Gone are the seven brand-character studios and four production studios, replaced by three studios: Cars, trucks and interiors. Bryan Nesbitt, who was chief designer of the PT Cruiser at Chrysler and was recruited by GM to head the Chevrolet studio last spring, at 33 becomes the wunderkind of GM's car studios. Ed Welburn, 51, becomes responsible for trucks. And Anne Asensio, 39, takes charge of interiors and becomes the focal point for quality and brand character.

All report to Vice President-Design Wayne Cherry, who is scheduled to retire at 65 in September. In the new lineup, Cherry joins GM's North American Strategy Board, finally giving designers a direct voice in that decision-making group.

Mark Hogan, 50, becomes group vice president in charge of advanced vehicle development and, like Cherry, reports to Lutz. His job is to work with engineering, manufacturing and marketing to develop the business case for each new product.

The new organization wipes out several steps and echelons in the design-to-production process, and up to 400 jobs in the 1,200-person design staff. It also is targeted to reduce new-product decisions to two months from 12 months under the old system.

And it repudiates the “brand management” strategy instituted by former Chairman John Smale and Ron Zarrella, GM North America chief who departed late last year.

“Product management” might be the new mantra. Although it appears Lutz is on the right track, sweeping reorganizations nearly always produce glitches.

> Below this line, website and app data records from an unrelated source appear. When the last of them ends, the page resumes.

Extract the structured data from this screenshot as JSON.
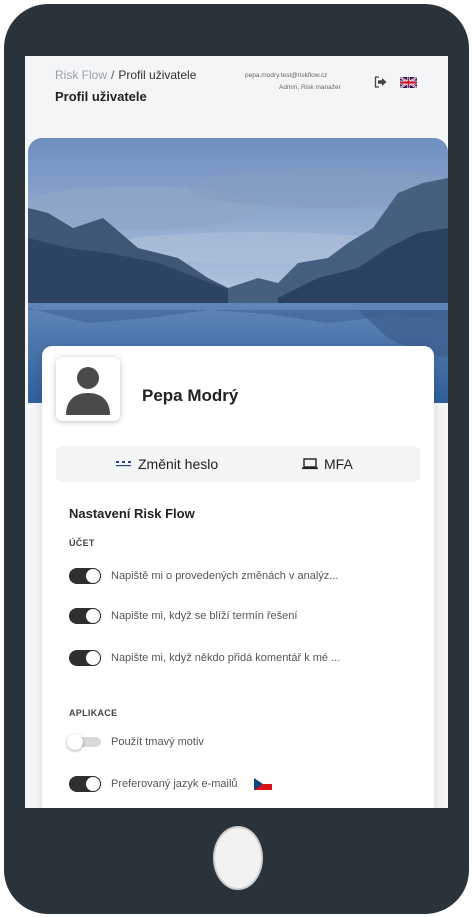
{
  "header": {
    "breadcrumb_root": "Risk Flow",
    "breadcrumb_separator": "/",
    "breadcrumb_current": "Profil uživatele",
    "page_title": "Profil uživatele",
    "user_email": "pepa.modry.test@riskflow.cz",
    "user_role": "Admin, Risk manažer",
    "logout_icon": "logout-icon",
    "language_flag": "uk-flag-icon"
  },
  "profile": {
    "name": "Pepa Modrý",
    "avatar_icon": "user-avatar-icon"
  },
  "actions": {
    "change_password": "Změnit heslo",
    "change_password_icon": "password-dots-icon",
    "mfa": "MFA",
    "mfa_icon": "laptop-icon"
  },
  "settings": {
    "title": "Nastavení Risk Flow",
    "account_label": "ÚČET",
    "account_items": [
      {
        "label": "Napiště mi o provedených změnách v analýz...",
        "enabled": true
      },
      {
        "label": "Napište mi, když se blíží termín řešení",
        "enabled": true
      },
      {
        "label": "Napište mi, když někdo přidá komentář k mé ...",
        "enabled": true
      }
    ],
    "app_label": "APLIKACE",
    "app_items": [
      {
        "label": "Použít tmavý motiv",
        "enabled": false
      },
      {
        "label": "Preferovaný jazyk e-mailů",
        "enabled": true,
        "flag": "cz-flag-icon"
      }
    ]
  },
  "colors": {
    "phone_frame": "#2b333a",
    "screen_bg": "#f4f5f7",
    "toggle_on": "#2e2e2e",
    "toggle_off": "#d9d9d9"
  }
}
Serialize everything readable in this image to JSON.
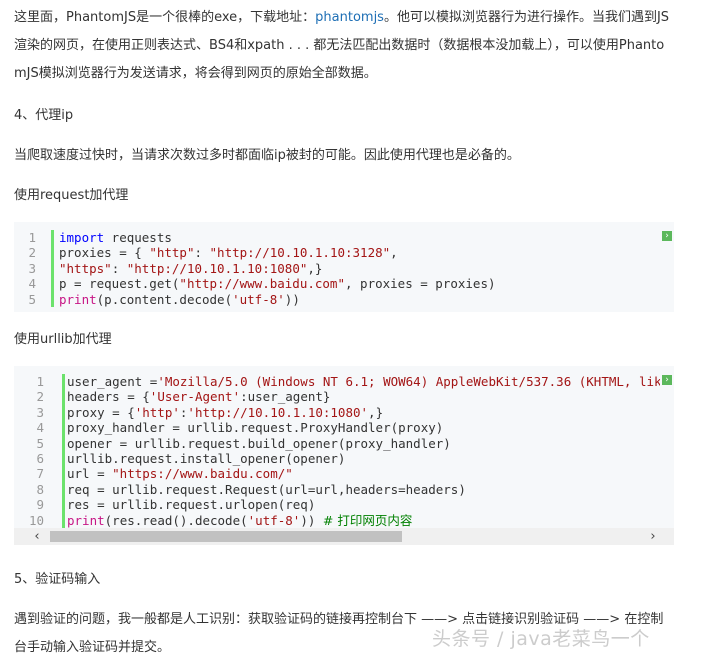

And at 70 and counting, Lutz must surely know that GM can ill afford to spin its wheels under relentless competition.